11:16 a.m., Sept. 30, 2015--One of Suresh Advani’s favorite quotes is “If you change the way you look at things, the things you look at change.”
That philosophy worked well as he launched his academic career in the area of composites manufacturing.
National Medal of Science
With infinite possibilities for combinations of matrix and reinforcement materials, composites offer tremendous potential while also posing incredible challenges.
Advani, the George W. Laird Professor of Mechanical Engineering at the University of Delaware, helped bring science to the art of composites manufacturing with his research on modeling and simulation of various liquid molding processes.
“When I joined the University in 1987, most of the industry treated composites manufacturing as a black art,” says Advani, who is also chair of UD’s Department of Mechanical Engineering and associate director of the Center for Composite Materials. “It was a lot of trial and error without a real science base. My mission since then has been to help create a science underpinning and then use that to develop predictive tools for composites manufacturing.”
Slowly but surely the use of process modeling tools has been adopted in industrial practice, and these tools are now considered a crucial component to address the challenges and gaps in the advancement of composites.
Advani’s contributions to the field were recognized on Tuesday, Sept. 29, when he received the American Society for Composites (ASC) Outstanding Research Award.
The award is granted annually to “a distinguished member of the composites community who has made a significant impact on the science and technology of composite materials through a sustained research effort over a number of years.”
A colleague who nominated Advani noted that his composites-related research on fuel cells, batteries, hydrogen storage, porous media and multiscale modeling “reflects a deep understanding of fundamental principles in the fields of materials science, mechanics, physics and chemistry.”
Babatunde A. Ogunnaike, dean of UD’s College of Engineering, commented, “Prof. Advani’s dedication to discovery has made a significant impact on science and technology.”
One of Advani’s major contributions to the field is the development of LIMS (Liquid Injection Molding Simulation), a software tool that simulates the mold filling stage of liquid composite molding processes.
LIMS provides a simple and cost-effective way to verify and optimize filling process design by providing a “virtual” mold filling process, enabling the user to avoid or reduce costly physical trial-and-error processing. The software has been continuously updated and made more robust since its initial development in the early 1990s.
Advani’s success encompasses not only his research, but also his teaching.

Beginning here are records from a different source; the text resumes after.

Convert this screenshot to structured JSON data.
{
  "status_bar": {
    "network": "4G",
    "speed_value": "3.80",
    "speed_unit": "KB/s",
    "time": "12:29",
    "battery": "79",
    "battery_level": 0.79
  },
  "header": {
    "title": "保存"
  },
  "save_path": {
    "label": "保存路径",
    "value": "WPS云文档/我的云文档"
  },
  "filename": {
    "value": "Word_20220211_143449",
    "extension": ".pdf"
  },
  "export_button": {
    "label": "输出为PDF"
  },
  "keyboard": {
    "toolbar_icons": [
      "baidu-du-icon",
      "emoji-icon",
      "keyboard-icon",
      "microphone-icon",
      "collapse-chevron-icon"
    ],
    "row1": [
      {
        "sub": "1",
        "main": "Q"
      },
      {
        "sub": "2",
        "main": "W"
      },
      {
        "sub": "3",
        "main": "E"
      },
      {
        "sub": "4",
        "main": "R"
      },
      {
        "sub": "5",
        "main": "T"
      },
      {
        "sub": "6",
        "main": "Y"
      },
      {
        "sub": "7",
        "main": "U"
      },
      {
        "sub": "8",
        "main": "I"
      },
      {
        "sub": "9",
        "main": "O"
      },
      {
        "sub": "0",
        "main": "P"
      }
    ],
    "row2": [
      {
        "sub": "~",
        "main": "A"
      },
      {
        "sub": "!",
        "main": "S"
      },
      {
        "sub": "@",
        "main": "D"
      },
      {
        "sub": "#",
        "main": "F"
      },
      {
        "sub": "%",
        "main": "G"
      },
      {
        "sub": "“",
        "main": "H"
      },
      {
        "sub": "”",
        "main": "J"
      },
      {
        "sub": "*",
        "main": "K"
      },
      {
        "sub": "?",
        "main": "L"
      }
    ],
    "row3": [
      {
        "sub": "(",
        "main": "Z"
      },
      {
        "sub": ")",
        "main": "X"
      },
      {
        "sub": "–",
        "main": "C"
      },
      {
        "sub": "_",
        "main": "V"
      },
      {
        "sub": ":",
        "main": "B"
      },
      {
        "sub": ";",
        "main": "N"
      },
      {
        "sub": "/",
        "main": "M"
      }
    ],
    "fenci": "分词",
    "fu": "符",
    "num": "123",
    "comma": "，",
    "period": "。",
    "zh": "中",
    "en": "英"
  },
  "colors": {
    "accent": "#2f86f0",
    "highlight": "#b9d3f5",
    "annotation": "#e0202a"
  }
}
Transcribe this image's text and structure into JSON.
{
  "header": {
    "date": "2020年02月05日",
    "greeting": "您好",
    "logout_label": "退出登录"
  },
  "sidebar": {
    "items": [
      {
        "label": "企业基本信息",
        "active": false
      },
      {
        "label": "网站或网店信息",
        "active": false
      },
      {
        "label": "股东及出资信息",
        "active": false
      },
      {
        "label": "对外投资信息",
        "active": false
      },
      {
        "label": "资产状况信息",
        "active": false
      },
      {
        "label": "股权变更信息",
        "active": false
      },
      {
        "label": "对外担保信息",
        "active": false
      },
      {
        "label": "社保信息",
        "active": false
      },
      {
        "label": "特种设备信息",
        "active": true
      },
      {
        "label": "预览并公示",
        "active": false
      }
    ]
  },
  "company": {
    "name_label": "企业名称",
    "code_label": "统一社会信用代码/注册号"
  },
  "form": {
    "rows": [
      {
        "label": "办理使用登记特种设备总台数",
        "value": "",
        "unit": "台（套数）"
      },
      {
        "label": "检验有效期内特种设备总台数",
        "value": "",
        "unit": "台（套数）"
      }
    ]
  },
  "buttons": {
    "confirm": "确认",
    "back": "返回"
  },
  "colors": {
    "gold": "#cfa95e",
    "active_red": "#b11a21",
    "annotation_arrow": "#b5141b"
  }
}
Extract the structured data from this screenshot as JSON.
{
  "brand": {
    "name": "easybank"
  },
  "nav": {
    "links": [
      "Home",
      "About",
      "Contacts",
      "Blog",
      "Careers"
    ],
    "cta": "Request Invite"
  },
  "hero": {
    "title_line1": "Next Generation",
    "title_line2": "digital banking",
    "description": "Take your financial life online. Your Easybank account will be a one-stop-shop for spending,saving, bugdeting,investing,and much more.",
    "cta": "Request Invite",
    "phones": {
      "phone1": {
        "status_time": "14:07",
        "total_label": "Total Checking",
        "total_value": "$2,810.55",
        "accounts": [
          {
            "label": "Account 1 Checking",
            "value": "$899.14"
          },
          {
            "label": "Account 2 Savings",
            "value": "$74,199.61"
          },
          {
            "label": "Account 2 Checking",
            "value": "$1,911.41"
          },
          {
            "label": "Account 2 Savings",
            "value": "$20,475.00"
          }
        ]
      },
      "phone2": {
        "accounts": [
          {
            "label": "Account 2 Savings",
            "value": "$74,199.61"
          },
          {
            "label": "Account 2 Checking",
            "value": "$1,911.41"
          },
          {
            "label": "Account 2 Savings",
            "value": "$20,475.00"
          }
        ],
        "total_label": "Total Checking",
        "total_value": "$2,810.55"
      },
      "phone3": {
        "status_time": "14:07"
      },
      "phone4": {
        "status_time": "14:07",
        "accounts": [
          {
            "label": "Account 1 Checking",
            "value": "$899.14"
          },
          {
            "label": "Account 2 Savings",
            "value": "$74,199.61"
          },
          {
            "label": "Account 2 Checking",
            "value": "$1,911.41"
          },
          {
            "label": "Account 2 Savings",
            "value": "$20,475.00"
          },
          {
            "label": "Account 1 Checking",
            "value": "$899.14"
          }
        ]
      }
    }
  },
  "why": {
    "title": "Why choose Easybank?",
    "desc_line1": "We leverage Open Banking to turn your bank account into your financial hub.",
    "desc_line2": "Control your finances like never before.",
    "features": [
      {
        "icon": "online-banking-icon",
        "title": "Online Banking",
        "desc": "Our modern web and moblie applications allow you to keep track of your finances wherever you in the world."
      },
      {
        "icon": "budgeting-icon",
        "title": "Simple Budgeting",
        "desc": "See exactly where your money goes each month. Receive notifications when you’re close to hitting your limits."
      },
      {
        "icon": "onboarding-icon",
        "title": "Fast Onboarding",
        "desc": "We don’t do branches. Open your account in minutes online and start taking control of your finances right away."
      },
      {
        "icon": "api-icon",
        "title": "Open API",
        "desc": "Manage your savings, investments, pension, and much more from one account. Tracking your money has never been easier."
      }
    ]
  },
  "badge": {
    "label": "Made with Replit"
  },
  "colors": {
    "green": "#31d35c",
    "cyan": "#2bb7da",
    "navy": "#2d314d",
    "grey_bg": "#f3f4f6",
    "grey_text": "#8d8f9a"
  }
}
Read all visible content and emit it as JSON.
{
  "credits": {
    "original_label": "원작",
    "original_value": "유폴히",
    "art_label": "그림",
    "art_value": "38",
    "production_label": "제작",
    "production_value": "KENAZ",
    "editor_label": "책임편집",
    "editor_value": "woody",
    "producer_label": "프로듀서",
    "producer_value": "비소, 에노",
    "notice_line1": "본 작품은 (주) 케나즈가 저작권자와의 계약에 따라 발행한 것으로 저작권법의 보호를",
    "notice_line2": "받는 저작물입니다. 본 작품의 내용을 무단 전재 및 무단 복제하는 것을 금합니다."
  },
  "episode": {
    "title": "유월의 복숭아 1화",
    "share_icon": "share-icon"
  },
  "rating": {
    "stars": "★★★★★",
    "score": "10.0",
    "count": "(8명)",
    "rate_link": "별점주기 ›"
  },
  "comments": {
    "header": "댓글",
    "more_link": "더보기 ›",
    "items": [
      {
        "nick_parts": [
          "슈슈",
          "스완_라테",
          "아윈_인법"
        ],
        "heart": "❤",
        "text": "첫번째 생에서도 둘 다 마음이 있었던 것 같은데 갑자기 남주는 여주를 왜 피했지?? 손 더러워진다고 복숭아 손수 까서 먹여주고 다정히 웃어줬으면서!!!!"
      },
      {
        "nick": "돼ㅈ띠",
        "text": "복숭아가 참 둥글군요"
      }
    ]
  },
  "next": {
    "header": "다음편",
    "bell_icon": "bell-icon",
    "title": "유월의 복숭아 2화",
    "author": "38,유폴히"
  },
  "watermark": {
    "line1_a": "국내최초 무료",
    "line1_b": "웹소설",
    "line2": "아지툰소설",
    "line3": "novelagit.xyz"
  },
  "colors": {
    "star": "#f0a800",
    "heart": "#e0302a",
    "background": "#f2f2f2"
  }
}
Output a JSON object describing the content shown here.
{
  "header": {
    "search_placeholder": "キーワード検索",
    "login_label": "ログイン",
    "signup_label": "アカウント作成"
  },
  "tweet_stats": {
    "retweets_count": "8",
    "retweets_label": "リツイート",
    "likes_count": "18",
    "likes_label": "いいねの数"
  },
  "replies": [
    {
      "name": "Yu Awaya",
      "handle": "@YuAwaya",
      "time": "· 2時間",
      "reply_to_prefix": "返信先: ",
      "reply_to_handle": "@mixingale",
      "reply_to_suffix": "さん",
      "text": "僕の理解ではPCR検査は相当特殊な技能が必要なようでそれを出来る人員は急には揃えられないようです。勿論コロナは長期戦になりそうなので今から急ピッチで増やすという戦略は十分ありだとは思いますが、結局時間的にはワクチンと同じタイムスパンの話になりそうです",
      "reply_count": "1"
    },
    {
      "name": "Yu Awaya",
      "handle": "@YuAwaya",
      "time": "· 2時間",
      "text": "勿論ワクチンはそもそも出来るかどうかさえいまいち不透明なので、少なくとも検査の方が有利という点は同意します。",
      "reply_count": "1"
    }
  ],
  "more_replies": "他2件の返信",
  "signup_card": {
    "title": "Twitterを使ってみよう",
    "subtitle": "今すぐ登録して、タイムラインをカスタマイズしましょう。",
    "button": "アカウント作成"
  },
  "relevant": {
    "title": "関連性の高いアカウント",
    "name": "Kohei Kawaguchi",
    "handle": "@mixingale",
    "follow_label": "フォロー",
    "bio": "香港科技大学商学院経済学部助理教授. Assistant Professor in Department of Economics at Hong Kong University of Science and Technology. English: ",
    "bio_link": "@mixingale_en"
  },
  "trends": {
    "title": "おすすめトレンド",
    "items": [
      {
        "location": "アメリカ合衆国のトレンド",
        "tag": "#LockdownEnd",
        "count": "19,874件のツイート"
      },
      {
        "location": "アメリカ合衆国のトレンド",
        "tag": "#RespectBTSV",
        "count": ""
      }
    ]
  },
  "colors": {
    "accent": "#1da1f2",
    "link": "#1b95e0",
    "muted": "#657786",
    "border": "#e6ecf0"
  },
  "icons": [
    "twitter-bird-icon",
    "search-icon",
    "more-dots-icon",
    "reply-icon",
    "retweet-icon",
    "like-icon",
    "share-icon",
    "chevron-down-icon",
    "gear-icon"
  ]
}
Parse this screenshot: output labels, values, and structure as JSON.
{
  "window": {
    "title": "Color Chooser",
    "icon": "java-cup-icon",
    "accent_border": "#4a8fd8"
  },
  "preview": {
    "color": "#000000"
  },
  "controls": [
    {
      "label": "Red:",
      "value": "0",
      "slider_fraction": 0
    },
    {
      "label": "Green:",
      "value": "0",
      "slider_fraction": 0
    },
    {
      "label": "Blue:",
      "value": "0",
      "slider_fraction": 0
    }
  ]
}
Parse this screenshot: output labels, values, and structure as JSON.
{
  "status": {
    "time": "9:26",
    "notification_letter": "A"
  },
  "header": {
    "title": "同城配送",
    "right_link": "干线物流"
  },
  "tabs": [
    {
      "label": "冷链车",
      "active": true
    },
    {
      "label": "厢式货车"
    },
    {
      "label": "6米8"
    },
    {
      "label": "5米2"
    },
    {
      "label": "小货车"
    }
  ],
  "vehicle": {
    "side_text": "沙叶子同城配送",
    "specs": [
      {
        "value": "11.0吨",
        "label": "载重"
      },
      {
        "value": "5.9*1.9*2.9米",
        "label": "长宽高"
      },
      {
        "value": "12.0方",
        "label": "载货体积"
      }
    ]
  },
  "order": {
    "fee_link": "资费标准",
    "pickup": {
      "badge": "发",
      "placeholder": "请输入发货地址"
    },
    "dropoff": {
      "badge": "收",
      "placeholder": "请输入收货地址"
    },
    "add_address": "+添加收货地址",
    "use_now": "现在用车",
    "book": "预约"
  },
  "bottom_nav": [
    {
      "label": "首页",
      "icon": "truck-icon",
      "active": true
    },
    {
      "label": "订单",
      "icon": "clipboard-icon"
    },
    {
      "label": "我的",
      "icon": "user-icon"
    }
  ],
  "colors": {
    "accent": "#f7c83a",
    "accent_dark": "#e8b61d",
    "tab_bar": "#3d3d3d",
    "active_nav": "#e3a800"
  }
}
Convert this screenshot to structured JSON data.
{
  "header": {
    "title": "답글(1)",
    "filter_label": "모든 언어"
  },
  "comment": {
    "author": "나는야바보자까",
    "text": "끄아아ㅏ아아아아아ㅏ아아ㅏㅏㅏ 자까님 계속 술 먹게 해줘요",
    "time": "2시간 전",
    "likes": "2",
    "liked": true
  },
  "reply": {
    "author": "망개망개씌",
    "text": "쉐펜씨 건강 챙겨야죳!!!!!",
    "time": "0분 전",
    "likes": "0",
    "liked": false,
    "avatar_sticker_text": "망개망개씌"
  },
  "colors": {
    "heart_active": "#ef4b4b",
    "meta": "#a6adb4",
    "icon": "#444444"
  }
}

Earlier this year, he was named Composite Educator of the Year by the Society of Plastic Engineers.
Advani earned a bachelor’s degree in mechanical engineering from the Indian Institute of Technology in Bombay, India, and a doctorate from the University of Illinois at Urbana-Champaign.
He has served as editor for manufacturing and North American editor for applied science and manufacturing for the journal Composites Part A: Applied Science and Manufacturing since 2004. He has also co-authored close to 300 refereed journal papers, is co-author or editor of six books, and holds three patents.
Article by Diane Kukich